Here is a common email I receive (composed from various ones):
I’m having a hard time finding volunteers who believe in the ministry of hospitality. They think everyone should be doing this automatically.
Our church doesn’t have enough people who are interested in being greeters. We can’t get any volunteers. .
We’ve not ever organized our hospitality ministry before, but want to so do now so that our church will grow.
How do I find volunteers for the hospitality ministry?
Any ideas?
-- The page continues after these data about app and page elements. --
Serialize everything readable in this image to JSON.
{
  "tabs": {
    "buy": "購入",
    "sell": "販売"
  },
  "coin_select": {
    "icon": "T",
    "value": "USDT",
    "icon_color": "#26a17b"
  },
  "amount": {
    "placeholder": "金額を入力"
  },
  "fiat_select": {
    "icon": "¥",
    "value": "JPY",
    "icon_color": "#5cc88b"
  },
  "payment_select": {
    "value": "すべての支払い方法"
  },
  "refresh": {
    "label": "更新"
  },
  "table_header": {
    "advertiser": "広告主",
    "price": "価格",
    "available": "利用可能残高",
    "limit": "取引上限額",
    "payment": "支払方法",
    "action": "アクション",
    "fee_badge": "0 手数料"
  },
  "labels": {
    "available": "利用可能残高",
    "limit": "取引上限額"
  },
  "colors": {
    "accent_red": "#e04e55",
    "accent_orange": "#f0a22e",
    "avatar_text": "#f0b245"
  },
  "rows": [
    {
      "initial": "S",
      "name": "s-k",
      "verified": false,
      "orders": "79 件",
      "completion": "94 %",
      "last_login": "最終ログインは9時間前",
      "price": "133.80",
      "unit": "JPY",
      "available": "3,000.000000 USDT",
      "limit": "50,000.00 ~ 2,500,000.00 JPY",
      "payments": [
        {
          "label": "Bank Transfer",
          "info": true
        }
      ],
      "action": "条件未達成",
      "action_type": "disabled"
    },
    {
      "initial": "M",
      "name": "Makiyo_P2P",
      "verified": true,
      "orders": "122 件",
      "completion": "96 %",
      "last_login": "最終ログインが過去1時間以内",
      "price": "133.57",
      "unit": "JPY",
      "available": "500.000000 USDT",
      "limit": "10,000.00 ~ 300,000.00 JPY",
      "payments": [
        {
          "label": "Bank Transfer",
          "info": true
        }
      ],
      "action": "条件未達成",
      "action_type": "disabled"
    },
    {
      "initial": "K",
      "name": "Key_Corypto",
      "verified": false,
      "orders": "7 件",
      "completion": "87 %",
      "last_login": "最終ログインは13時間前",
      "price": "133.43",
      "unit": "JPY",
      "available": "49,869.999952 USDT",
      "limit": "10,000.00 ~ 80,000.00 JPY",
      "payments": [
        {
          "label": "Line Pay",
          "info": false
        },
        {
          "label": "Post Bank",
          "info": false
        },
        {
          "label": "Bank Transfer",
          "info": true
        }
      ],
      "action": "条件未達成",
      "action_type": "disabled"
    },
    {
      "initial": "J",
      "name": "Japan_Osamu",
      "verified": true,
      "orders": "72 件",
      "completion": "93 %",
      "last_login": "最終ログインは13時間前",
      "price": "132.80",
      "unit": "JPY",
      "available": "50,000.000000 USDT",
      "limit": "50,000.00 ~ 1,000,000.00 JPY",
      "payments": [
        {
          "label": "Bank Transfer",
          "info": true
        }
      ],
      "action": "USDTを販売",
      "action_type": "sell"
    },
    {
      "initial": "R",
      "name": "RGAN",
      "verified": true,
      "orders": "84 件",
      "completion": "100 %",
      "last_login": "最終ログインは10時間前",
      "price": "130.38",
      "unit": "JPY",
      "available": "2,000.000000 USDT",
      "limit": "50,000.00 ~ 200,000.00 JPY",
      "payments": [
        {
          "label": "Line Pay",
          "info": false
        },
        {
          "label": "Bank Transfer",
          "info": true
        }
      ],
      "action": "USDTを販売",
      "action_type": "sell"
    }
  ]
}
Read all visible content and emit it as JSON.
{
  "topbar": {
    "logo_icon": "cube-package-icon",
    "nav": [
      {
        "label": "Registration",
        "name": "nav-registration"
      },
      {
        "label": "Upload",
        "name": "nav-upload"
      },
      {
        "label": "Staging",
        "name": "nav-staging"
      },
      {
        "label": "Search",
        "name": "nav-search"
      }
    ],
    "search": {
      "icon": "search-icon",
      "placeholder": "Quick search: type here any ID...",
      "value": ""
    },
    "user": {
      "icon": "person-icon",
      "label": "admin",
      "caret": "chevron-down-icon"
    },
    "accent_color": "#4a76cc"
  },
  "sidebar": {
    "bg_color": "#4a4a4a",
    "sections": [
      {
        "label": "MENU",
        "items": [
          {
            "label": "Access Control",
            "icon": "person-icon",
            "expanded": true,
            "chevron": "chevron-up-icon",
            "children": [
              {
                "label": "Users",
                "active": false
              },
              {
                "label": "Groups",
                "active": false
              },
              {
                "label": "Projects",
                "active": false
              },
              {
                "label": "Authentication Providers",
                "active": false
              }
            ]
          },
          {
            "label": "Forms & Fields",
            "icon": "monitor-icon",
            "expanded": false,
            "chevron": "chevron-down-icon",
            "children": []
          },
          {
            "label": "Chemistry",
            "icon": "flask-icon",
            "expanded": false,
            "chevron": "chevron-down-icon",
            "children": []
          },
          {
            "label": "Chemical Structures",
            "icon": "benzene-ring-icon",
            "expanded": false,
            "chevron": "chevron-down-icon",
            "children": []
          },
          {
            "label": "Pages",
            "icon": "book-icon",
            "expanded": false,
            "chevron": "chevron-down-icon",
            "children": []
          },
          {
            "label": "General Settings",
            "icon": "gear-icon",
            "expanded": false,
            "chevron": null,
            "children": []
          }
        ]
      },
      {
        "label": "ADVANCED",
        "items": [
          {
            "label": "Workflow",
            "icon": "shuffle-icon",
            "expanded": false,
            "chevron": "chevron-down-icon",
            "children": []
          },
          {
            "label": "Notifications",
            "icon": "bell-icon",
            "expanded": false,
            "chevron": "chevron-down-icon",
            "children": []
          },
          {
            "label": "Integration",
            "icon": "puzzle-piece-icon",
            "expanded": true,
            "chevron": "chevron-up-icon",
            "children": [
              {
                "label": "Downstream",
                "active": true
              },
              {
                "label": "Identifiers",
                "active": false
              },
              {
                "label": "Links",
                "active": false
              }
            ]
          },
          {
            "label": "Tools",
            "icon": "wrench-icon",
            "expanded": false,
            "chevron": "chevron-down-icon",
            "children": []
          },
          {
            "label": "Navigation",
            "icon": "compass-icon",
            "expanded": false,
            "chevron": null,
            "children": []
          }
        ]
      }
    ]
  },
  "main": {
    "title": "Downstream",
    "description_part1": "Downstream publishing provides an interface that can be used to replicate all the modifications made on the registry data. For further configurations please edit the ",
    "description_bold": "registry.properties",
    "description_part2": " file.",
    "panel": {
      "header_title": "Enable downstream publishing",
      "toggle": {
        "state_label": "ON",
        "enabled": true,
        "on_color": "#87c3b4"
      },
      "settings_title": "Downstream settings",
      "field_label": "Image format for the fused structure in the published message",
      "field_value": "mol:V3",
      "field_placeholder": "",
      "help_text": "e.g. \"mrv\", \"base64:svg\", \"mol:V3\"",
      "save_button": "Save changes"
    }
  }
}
We are praying for God to touch people’s heart with the desire to serve.
If you are the leader of your church’s hospitality committee, this is a question on your mind.
You have come to the realization that your church needs to do a better job of greeting and welcoming first time visitors.
But you have a hard time getting volunteers and you run into these three attitudes:
Attitude #1: Greeting: It’s everyone’s job.
People neglect the intentional nature of the hospitality ministry because they think it’s everyone’s responsibility.
You encounter resistance because they believe it’s the role of everyone.
I’ve seen it in smaller churches that have never had a welcome ministry.
I’ve seen it in mid-size churches that used to have a welcome ministry, but it got neglected over time.
Attitude #2: It’s not my gift. . .
I’ve seen people hide behind this one too.
I’ve met people who seem to have few social skills and would rather do something else than say hello to strangers.
But, I’ve also met people who find visitors to be a nuisance:
- Those visitors sit in my pew and make me sit somewhere else.
- They dress funny.
- They might not be here legally.
- That family might be a bad influence on my kids.
So they give a cold shoulder instead of a warm welcome, and hide behind “It’s not my gift.”
Attitude #3: I don’t need training
You may already have people doing some kind of welcome ministry.
But you know it’s a mediocre experience for the visitor.
You may have volunteers who have settled into their routine of handing out bulletins, but have no grace, charm, or love for the visitor – it’s their church job vs. a ministry.
They are resistant to improving the hospitality ministry because they believe “I know how to welcome people, I’ve been doing it here for 10 years.”
Where then do I start?
Work at Changing their Minds
Part of your work as the hospitality ministry leader will be to change these attitudes.
Don’t let these attitudes deter you from improving your welcome process.
As you personally recruit your volunteers, you’ll have the chance to express how important this ministry is to the growth of your church.
Here are three ways to work at changing minds.
1. Regularly Cast the Vision for Hospitality Ministry.
There are many ways to cast that vision, but this is a process of time.
Find and share stories of the impact of hospitality ministry.
You should be a hunter of stories of people who experienced a great welcome in your church.
Celebrate it from the front, and celebrate them at moments like baptisms and membership Sundays.
2. Have a Vision Refresher Meeting.
Gather your volunteers for a vision refresher meeting.
Take some time to both recast the vision, and provide some training for your volunteers.
These meetings can also serve as an entry point for recruiting new volunteers to your hospitality ministry that you have been identifying.
3. Personally Recruit
If you want to recruit volunteers for this ministry of hospitality, make the effort to
- share the vision
- Ask for the volunteer to serve.
Personal recruitment, particularly in smaller church is the most effective way to start getting new volunteers.
They need to see and hear your passion for this welcoming ministry.
Let me ask you this
What are some of the ways that you have gone about finding volunteers?
What are some of the ways you have overcome some of these attitudes?
Training Tools to help you
I recorded this webinar to help you. You can stream it or download it after purchase. Available in the Store. Click on the image to get there.
This was exactly what I was discussing with one of my leaders in hospitality. It is so hard to find volunteers, and most of the time people accept invitations as a “favor” to me, not because it is a ministry for God.
Right on target, thanks Chris.
am Jackline from kenya …i would wish to volunteer for church work in your country…